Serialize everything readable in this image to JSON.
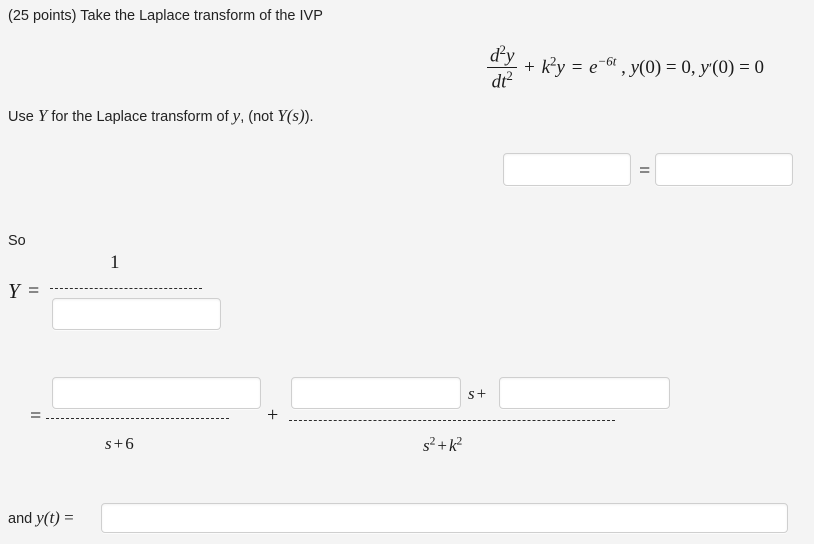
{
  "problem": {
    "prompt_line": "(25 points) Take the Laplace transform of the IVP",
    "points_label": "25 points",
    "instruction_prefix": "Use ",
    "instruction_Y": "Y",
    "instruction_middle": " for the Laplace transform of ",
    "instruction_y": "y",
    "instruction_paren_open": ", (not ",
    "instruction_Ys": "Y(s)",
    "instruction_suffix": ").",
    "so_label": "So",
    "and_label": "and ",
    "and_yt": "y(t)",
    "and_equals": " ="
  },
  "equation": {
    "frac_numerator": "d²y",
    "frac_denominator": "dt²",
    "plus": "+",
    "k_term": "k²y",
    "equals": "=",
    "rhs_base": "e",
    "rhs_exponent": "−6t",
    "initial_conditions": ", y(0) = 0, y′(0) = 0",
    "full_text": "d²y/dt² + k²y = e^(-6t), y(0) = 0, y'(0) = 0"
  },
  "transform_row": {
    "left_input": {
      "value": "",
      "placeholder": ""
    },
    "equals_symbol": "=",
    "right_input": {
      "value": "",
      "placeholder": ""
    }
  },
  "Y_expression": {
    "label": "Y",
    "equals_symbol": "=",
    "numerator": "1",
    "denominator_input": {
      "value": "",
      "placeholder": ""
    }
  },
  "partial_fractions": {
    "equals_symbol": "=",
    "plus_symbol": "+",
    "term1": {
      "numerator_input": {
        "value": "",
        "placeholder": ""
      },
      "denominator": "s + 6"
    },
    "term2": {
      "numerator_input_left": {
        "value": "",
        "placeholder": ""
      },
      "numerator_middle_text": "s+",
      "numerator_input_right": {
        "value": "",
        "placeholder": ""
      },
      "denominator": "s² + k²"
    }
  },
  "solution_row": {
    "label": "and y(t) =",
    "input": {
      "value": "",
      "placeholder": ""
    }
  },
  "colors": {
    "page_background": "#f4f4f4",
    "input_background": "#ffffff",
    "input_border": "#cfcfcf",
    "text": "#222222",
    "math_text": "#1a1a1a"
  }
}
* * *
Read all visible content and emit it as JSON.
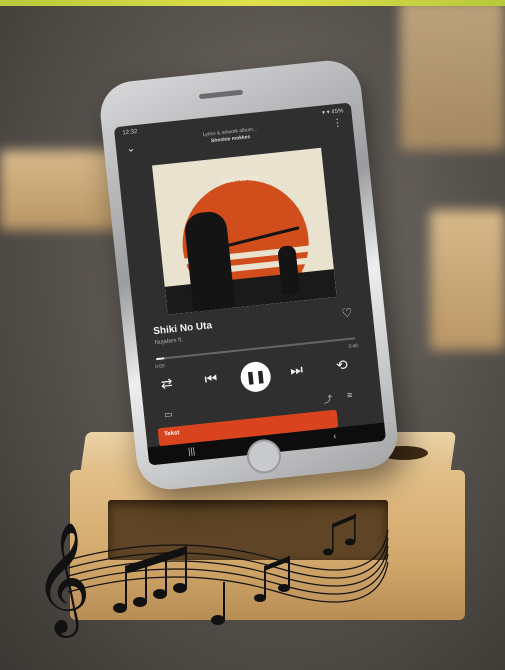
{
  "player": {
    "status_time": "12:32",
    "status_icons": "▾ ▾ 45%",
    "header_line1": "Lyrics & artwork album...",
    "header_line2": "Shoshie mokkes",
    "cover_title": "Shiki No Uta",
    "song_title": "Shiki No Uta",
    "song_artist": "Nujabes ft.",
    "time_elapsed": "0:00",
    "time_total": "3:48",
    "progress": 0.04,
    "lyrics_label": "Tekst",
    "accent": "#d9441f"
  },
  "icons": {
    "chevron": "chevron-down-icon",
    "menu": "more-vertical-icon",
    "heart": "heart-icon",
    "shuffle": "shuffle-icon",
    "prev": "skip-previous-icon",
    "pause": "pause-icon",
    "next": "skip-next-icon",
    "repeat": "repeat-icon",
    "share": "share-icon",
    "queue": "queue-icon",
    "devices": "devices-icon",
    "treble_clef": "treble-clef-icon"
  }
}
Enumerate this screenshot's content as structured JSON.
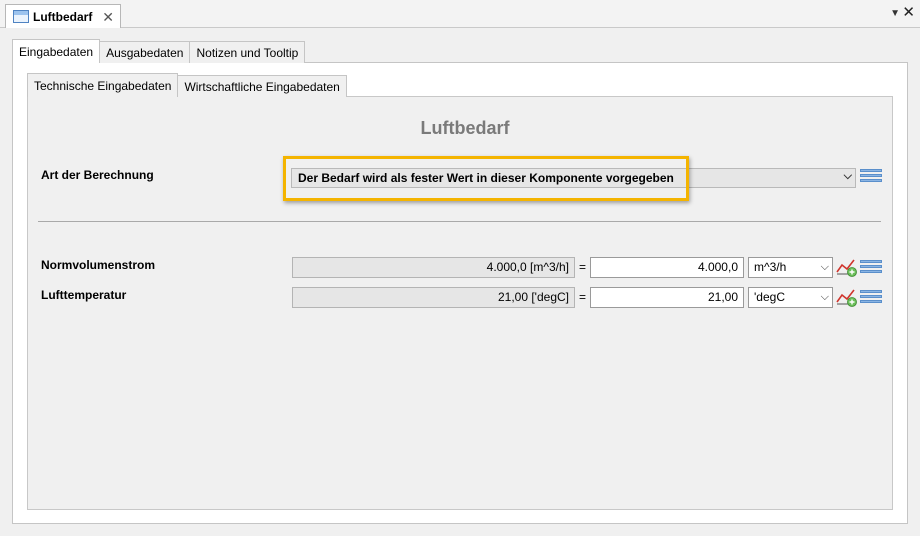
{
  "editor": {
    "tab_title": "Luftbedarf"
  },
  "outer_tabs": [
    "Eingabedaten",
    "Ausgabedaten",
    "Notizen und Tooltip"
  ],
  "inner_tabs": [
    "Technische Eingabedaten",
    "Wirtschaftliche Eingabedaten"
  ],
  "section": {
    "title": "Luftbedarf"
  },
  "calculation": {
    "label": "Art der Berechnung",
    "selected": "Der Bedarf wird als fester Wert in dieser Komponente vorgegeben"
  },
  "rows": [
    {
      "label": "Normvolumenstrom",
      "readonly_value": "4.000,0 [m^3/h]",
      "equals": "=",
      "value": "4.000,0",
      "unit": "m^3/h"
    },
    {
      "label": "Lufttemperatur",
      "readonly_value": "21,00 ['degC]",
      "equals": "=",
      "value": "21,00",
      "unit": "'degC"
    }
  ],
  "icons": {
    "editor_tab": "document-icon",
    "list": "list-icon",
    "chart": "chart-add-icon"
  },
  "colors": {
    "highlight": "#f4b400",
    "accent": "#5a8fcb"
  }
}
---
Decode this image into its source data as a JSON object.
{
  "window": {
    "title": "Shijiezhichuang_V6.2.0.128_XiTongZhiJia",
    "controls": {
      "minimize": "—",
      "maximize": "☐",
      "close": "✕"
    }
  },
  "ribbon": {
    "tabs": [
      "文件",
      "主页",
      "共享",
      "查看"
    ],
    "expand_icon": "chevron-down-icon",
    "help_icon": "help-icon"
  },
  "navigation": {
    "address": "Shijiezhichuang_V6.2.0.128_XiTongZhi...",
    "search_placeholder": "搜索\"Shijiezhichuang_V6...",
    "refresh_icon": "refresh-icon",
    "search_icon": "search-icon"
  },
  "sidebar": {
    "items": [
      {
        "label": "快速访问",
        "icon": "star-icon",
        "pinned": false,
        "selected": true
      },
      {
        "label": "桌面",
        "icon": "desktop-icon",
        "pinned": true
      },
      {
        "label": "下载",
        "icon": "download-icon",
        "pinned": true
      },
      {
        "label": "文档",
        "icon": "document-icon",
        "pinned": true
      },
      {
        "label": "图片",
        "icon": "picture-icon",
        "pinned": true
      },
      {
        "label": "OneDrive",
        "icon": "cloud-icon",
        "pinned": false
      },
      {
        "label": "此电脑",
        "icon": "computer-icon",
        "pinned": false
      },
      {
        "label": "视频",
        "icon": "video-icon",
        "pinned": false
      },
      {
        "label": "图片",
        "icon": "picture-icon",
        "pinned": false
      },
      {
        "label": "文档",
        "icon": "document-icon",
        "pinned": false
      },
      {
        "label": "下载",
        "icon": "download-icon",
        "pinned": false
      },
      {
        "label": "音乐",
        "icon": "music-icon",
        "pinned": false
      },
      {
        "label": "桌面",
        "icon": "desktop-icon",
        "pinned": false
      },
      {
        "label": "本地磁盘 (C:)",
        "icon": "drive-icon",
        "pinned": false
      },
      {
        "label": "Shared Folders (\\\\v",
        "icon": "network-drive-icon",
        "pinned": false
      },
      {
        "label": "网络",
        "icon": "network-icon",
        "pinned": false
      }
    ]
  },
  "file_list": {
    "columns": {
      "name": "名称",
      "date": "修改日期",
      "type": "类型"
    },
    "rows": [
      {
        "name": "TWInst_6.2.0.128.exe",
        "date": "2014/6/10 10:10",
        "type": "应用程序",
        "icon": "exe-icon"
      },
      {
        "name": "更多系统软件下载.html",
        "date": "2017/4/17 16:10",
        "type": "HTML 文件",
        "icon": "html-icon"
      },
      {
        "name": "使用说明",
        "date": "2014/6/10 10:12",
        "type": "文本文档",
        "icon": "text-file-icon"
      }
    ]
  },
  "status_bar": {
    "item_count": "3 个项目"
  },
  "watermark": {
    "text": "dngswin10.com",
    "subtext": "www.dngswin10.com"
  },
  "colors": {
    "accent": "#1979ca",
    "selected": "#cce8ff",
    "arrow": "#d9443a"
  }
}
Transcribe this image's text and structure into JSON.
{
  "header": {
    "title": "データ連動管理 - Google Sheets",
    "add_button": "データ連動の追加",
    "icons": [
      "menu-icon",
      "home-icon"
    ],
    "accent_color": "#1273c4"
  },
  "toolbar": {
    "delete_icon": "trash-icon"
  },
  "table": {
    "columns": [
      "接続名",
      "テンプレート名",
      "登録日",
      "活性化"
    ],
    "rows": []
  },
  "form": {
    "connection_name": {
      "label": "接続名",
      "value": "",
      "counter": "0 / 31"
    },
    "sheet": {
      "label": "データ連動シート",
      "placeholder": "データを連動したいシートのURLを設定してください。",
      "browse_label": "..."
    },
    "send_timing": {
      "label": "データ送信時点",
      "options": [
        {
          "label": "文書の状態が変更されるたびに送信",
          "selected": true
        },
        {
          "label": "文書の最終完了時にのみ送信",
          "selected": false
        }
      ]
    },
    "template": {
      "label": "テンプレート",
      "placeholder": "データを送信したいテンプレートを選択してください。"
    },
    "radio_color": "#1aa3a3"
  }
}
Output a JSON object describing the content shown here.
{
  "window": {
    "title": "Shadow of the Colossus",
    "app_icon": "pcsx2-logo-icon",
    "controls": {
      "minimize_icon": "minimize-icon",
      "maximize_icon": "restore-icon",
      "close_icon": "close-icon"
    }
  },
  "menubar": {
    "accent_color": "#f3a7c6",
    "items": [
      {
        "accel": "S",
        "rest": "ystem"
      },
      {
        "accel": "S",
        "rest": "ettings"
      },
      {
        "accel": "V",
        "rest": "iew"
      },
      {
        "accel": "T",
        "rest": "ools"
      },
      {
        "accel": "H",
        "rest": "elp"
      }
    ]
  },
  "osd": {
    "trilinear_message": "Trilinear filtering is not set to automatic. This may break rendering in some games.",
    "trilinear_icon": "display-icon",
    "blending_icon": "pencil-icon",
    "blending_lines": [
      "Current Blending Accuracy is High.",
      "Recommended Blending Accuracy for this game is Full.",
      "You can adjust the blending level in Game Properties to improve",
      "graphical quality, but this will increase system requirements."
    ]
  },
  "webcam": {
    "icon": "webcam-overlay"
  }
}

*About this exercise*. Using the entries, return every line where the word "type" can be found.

*Result of the task*.
      "type": "类型"
        "type": "应用程序",
        "type": "HTML 文件",
        "type": "文本文档",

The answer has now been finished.